=== Begin Enclosure ===

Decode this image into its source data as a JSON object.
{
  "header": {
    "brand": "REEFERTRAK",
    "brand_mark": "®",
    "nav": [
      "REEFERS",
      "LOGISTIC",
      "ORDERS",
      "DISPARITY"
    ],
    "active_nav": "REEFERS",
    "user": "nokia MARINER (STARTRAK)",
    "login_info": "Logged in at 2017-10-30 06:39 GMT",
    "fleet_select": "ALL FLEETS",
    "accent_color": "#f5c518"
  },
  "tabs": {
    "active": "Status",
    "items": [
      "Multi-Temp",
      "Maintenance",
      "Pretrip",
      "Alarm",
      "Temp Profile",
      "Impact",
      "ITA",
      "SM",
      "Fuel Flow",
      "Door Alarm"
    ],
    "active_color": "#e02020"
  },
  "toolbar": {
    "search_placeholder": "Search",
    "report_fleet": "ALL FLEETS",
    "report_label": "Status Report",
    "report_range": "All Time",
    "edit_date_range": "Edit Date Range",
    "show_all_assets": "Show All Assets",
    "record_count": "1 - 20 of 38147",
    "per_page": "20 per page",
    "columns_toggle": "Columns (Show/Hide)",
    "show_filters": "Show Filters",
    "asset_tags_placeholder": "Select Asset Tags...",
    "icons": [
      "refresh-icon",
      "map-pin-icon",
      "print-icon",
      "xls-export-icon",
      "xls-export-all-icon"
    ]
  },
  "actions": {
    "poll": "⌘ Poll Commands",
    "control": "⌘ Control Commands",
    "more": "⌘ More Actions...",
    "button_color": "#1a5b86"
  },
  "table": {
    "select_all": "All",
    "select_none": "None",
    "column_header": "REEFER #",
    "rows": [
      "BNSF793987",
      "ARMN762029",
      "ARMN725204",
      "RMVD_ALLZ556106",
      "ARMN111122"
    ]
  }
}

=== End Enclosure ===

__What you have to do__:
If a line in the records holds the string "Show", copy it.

__Result for this exercise__:
    "show_all_assets": "Show All Assets",
    "columns_toggle": "Columns (Show/Hide)",
    "show_filters": "Show Filters",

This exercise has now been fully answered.